- WORK ORDER: Report each line of the material below where the word "first" can be found.

- DATA PROVIDED:
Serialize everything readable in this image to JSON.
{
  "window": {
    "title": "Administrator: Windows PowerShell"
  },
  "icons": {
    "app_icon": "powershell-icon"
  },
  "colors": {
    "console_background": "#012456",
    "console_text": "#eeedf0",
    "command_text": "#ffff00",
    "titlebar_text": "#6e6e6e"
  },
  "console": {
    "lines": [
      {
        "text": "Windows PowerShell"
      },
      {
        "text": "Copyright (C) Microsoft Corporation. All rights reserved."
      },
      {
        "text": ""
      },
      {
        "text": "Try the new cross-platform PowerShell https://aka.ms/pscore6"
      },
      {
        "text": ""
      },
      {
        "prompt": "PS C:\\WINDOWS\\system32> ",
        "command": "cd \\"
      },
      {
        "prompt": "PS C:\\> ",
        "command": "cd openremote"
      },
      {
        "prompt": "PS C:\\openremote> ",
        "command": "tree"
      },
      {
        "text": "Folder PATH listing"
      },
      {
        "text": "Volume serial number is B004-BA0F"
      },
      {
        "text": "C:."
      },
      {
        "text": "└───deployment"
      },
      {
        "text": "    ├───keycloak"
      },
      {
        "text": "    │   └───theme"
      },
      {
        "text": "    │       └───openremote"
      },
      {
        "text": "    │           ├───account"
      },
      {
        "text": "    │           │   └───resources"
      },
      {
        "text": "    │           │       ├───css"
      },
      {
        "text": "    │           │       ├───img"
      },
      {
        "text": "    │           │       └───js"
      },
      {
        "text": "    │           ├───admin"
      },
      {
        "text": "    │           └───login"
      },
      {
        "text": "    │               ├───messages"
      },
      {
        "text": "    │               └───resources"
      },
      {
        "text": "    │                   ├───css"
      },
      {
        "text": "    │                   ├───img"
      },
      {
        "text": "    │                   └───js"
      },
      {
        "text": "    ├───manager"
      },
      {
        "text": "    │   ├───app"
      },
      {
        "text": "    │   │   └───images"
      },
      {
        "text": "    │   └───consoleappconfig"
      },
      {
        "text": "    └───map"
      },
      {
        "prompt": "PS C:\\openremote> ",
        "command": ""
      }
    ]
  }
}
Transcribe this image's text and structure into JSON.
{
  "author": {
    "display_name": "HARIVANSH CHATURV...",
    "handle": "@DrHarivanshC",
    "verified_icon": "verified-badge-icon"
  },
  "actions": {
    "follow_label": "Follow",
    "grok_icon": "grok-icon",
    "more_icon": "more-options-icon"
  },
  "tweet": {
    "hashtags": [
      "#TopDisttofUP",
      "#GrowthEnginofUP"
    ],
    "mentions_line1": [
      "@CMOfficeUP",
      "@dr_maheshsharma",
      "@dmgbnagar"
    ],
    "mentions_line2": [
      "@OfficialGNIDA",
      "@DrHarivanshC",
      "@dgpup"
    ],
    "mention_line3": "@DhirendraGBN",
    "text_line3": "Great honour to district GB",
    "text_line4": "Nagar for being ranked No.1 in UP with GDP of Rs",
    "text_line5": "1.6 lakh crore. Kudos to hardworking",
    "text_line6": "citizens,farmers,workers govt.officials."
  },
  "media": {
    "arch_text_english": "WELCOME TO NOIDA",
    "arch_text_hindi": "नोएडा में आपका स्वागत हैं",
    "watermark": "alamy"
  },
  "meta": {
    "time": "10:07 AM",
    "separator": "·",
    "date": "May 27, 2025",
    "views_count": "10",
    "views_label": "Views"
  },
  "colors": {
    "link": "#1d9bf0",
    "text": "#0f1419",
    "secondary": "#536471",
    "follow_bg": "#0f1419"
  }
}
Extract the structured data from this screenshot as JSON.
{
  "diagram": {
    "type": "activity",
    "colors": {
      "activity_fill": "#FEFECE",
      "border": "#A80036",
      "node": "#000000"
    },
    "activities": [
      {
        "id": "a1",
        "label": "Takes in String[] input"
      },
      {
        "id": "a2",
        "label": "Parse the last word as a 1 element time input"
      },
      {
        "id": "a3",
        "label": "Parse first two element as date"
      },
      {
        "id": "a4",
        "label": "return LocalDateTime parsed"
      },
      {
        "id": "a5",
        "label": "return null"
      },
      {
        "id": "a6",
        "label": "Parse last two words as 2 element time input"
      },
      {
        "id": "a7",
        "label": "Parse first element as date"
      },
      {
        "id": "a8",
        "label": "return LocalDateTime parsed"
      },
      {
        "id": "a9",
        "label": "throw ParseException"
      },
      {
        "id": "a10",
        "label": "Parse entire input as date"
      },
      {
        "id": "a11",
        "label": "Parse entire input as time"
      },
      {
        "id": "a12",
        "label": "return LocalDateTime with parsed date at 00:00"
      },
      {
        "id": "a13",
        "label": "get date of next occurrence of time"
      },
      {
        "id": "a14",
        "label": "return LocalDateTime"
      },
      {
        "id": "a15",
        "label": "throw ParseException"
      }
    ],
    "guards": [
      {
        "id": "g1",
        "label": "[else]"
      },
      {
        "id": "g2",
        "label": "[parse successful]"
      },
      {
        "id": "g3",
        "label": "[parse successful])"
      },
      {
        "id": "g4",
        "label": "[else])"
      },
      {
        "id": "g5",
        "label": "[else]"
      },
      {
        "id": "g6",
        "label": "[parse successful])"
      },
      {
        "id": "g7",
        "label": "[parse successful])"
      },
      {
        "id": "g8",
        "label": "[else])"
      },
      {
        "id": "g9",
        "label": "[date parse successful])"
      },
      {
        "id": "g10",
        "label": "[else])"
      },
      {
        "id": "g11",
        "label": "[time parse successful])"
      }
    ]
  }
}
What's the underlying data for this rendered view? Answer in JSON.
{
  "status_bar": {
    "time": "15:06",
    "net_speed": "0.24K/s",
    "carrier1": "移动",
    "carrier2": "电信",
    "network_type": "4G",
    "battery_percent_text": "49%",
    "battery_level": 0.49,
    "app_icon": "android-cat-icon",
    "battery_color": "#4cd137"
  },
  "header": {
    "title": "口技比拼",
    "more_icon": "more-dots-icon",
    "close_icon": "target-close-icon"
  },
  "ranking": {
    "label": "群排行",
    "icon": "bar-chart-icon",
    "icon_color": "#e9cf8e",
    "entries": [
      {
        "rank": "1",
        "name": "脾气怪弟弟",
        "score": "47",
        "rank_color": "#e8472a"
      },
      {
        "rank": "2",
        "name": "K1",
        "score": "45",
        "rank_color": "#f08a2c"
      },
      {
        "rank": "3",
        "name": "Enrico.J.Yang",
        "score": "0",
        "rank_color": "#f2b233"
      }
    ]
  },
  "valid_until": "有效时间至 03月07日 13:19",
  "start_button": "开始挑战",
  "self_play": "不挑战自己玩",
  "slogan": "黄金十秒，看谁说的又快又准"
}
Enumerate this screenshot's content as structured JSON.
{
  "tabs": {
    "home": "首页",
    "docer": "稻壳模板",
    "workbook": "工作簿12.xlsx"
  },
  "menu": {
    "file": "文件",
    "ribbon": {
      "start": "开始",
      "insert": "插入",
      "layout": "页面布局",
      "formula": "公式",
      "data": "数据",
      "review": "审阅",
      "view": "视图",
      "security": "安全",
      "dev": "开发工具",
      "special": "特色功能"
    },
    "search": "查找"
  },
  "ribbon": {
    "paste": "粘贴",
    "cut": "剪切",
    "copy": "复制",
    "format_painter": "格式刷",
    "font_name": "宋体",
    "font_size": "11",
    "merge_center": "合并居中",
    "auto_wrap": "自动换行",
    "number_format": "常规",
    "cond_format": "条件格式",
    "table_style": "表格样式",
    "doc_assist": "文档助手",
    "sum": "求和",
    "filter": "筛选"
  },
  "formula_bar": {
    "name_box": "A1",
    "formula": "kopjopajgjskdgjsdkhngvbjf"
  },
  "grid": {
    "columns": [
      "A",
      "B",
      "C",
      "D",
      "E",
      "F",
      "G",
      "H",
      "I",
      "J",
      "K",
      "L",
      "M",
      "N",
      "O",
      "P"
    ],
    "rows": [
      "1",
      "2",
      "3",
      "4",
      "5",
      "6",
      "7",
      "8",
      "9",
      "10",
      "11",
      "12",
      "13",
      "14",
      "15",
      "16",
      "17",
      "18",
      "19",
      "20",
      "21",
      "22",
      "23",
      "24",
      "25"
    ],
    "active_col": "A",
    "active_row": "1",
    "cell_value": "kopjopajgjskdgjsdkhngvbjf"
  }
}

- ANSWER TO THE EXERCISE:
        "label": "Parse first two element as date"
        "label": "Parse first element as date"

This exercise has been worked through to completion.